> **Provided information**:
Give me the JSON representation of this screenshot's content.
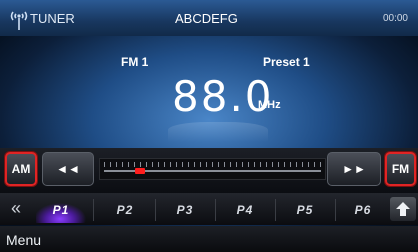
{
  "header": {
    "source": "TUNER",
    "station_name": "ABCDEFG",
    "clock": "00:00"
  },
  "tuner": {
    "band": "FM 1",
    "preset": "Preset 1",
    "frequency": "88.0",
    "unit": "MHz"
  },
  "controls": {
    "am": "AM",
    "fm": "FM",
    "seek_back": "◄◄",
    "seek_forward": "►►"
  },
  "slider": {
    "position_fraction": 0.15
  },
  "presets": [
    "P1",
    "P2",
    "P3",
    "P4",
    "P5",
    "P6"
  ],
  "nav": {
    "prev": "«",
    "menu": "Menu"
  },
  "accent": {
    "highlight": "#e02424",
    "active_preset": "#8a3cff"
  }
}
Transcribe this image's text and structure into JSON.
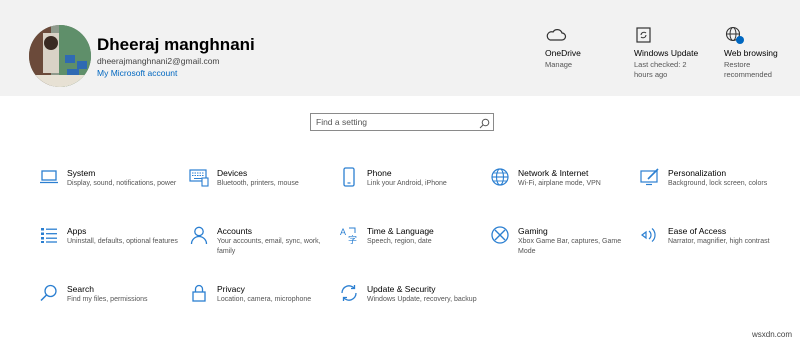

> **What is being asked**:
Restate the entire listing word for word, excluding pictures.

> **Response to the exercise**:
Give me the JSON representation of this screenshot's content.
{
  "header": {
    "source": "TUNER",
    "station_name": "ABCDEFG",
    "clock": "00:00"
  },
  "tuner": {
    "band": "FM 1",
    "preset": "Preset 1",
    "frequency": "88.0",
    "unit": "MHz"
  },
  "controls": {
    "am": "AM",
    "fm": "FM",
    "seek_back": "◄◄",
    "seek_forward": "►►"
  },
  "slider": {
    "position_fraction": 0.15
  },
  "presets": [
    "P1",
    "P2",
    "P3",
    "P4",
    "P5",
    "P6"
  ],
  "nav": {
    "prev": "«",
    "menu": "Menu"
  },
  "accent": {
    "highlight": "#e02424",
    "active_preset": "#8a3cff"
  }
}
Transcribe this image's text and structure into JSON.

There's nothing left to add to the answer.